In the case of Azul, it deferred 82 aircraft deliveries to 2024 due to the current travel demand uncertainty. Azul also inked agreements with its lessors on new payment profiles. These agreements provided working capital relief equivalent to US$583 million to the airline. Azul also reduced by 77% its operating lease payments and launched a new regional carrier during this quarter, Azul Conecta.
Additionally, the Brazilian Development Bank proposed a funding loan worth US376 million to Azul. While the carrier hasn’t announced accepting the loan, it is a positive sign for the airline. There’s one final piece to the seemingly remarkable recovery of Azul: connectivity.
How’s the Brazilian aviation sector recovering?
Before the pandemic, Azul was the largest airline in Brazil by the number of flight departures and cities served. It offered 916 daily flights to 116 destinations, with an operating fleet of 140 aircraft. It had 249 non-stop routes.
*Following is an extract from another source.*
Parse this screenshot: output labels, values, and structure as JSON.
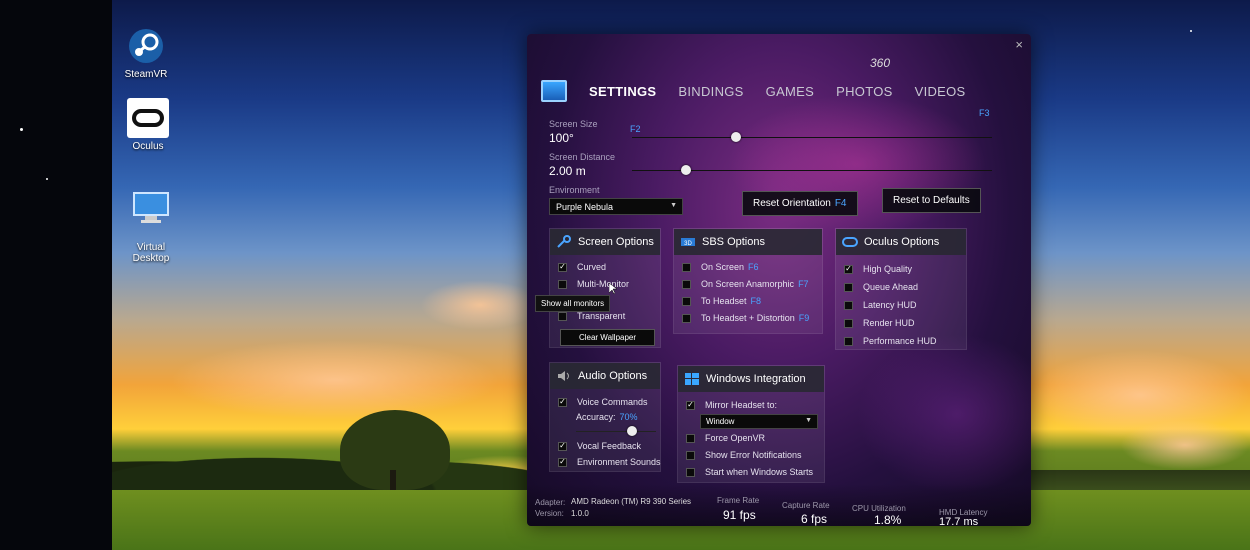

The pandemic struck the airline hard, leaving it with less than 100 daily flights at the start of the shutdown in Latin America. Since then, Azul has worked hard to ramp back up. In October, the low-cost carrier operated 505 daily departures to 89 destinations.
The total capacity for the month is expected to be 55% of the same period last year. Domestic capacity is around 60%, Azul said. For GOL and LATAM Brazil, the recovery is in similar terms. Alex Malfitani, Azul’s CFO, said,
“The combination of a leaner and more efficient cost structure with the better-than-expected increase in demand indicates that we are on the right track to restore our position as one of the most profitable airlines in the region.”
Currently, Brazil is doing as well as it can be. In Latin America, only Mexico has had a better recovery so far. But Brazil still has to go its busiest season, the summer. So we can expect to see many more flights in the South American giant in the following weeks.
What do you think of Azul’s recovery so far? Let us know in the comments.